Keeper Carmen with Animals In Her Care

Keeper Carmen with Animals In Her Care

Carmen’s favorite thing about working in the GSC’s Carolina SciQuarium is the variety of animals she gets to work with. On a daily basis, she gets to work with penguins, a sloth, otters, a fishing cat and more. She is particularly fond of working with the penguins because they have such unique personalities. She truly enjoys working at the GSC and credits the likable staff and positive work environment for making the Center such a great place to work.

About Carmen’s Work

A typical day for keepers like Carmen, who work primarily in the SciQuarium, begins with cleaning exhibits. From the cleaning up waste to scrubbing windows, they make sure each exhibit is clean and ready for the animals to enter. They put out fresh water and food, then release the animals into the exhibits from their back holding areas. Overall, this process takes about an hour and a half and is done before the SciQuarium opens to the public.

Next, Carmen and her team prepare fish for the 10:00am penguin feeding (please keep in mind that the feeding schedule is always subject to change). After the feeding, keepers clean the back holding areas, rinse the penguin deck and prepare diets for the animals. At around 1:30pm, they switch out which set of otters are on exhibit so each pair gets some time with the public each day.

Carmen with One of Our African Penguins

Carmen with One of Our African Penguins

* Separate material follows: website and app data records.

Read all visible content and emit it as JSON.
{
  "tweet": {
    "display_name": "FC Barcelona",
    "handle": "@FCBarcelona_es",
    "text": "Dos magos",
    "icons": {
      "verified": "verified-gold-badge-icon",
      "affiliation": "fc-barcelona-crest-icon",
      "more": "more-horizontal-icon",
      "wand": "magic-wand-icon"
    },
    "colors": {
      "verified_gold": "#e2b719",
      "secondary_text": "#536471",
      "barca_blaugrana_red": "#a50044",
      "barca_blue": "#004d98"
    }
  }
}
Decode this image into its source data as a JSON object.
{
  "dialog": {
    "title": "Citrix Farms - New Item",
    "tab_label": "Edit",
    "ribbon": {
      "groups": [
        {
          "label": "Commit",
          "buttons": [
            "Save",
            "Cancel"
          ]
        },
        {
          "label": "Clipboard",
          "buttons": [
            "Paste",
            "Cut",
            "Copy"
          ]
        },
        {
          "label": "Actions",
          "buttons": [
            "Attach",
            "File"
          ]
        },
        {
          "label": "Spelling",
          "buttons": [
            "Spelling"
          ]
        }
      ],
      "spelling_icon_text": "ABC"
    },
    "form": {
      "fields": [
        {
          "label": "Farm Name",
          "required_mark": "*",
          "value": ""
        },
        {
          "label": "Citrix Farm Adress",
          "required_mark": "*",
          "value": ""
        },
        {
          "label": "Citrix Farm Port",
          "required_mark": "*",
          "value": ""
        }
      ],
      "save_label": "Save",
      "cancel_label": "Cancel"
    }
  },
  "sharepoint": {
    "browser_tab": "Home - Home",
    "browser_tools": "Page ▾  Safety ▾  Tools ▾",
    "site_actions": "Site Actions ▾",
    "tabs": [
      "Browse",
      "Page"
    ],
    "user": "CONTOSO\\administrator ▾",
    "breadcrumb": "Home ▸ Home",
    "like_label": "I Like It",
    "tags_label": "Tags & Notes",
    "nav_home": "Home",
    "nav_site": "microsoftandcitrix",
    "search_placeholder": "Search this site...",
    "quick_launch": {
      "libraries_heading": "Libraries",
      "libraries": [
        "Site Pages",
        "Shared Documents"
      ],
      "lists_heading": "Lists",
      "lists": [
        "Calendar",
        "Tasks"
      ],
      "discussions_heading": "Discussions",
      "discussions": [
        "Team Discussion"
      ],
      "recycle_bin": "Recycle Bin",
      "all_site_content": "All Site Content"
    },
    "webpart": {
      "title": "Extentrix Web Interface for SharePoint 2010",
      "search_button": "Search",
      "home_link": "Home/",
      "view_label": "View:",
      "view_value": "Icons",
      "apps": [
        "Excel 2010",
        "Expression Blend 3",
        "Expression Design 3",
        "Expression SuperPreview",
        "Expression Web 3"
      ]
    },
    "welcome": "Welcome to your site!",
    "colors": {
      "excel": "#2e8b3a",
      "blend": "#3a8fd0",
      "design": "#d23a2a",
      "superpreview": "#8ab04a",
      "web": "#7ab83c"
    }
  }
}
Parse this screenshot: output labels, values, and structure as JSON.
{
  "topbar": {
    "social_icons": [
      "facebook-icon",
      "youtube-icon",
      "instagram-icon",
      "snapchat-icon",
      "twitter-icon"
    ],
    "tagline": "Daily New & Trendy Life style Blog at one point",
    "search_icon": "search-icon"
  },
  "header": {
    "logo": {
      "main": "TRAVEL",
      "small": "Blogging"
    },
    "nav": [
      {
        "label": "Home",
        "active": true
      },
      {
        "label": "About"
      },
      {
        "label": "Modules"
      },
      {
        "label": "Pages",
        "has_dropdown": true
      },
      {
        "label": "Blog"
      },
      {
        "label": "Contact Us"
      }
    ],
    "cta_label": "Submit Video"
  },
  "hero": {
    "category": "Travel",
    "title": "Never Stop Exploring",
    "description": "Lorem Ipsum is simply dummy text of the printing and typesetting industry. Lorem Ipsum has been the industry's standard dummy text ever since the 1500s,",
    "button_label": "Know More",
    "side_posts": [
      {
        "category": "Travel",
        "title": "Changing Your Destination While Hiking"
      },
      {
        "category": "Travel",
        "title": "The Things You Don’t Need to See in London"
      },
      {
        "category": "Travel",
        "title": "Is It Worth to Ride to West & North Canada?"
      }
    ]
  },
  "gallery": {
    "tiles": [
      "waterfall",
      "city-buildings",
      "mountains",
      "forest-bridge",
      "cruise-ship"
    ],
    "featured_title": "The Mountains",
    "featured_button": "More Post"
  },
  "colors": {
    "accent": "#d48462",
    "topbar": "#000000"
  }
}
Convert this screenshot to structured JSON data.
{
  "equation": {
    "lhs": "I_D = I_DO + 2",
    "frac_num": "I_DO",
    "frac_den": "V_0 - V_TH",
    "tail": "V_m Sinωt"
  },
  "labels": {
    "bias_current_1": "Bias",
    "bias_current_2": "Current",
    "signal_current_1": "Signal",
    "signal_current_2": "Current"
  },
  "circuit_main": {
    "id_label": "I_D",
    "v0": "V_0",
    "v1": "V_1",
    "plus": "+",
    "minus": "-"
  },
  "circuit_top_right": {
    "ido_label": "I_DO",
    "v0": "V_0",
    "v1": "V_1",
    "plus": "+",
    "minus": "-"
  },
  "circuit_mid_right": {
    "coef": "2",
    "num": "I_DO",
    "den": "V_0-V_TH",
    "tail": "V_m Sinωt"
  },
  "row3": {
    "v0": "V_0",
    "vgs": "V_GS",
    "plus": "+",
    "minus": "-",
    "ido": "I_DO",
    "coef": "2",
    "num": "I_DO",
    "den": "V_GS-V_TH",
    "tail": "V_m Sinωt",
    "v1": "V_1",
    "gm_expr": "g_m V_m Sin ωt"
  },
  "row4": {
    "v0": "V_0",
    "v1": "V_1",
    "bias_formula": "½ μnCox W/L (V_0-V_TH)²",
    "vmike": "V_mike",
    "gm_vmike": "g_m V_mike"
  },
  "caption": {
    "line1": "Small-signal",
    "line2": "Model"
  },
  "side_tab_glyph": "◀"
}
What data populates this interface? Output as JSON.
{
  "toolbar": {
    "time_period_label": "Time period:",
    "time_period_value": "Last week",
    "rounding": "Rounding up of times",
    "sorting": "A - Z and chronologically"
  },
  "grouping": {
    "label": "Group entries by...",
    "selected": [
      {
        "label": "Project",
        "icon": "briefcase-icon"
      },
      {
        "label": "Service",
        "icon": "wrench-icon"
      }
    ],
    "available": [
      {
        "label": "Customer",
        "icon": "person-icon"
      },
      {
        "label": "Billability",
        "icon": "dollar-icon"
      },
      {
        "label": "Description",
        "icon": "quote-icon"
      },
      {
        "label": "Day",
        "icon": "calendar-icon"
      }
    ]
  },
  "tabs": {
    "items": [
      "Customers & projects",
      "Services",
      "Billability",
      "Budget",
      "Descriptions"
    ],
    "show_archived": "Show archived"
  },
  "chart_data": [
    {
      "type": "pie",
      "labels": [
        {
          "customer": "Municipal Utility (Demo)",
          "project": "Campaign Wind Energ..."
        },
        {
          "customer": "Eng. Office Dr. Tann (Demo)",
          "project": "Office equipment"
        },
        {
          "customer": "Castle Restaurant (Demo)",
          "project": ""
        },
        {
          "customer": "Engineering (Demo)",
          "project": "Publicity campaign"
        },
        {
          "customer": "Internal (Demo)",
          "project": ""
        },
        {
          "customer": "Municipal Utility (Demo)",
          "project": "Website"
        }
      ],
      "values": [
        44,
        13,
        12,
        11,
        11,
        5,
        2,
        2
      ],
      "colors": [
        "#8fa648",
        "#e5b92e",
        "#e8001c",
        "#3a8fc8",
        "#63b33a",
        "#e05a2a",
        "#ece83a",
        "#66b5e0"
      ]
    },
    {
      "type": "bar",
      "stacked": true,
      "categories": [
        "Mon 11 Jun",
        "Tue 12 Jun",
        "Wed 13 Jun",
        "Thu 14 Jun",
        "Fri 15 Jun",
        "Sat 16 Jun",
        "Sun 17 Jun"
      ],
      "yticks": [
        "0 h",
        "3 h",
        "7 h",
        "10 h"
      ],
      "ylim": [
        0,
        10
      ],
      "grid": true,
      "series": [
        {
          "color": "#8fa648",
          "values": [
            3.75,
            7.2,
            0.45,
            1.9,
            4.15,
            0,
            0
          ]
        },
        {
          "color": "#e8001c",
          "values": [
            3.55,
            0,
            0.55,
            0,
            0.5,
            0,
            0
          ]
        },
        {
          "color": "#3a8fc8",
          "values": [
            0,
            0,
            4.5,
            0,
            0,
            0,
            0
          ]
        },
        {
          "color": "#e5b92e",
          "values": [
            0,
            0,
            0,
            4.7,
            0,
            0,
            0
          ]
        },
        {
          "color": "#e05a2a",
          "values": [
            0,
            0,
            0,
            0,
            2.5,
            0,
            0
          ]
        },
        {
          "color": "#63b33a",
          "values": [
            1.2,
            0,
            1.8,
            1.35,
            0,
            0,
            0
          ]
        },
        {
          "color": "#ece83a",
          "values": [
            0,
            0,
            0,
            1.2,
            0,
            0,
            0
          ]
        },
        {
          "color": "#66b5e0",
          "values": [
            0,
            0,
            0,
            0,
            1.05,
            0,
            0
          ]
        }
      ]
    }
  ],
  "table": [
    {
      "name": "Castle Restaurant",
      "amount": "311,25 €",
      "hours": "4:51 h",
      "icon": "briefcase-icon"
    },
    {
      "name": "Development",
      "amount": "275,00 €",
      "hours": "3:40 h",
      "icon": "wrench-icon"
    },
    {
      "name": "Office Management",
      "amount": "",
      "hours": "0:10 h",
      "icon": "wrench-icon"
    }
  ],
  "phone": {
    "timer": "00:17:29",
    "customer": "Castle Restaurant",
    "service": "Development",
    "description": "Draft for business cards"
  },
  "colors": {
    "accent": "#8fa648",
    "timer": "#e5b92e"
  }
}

The afternoons are typically filled with projects such as repurposing equipment, fixing anything may need attention and completing paperwork. At 3:00pm, the penguins are fed again (again, the schedule is subject to change). After the penguin feeding, keepers finish up projects and get ready to prepare the animals for closing. They prepare and distribute animal enrichment and get the animals into their back holding areas for the night.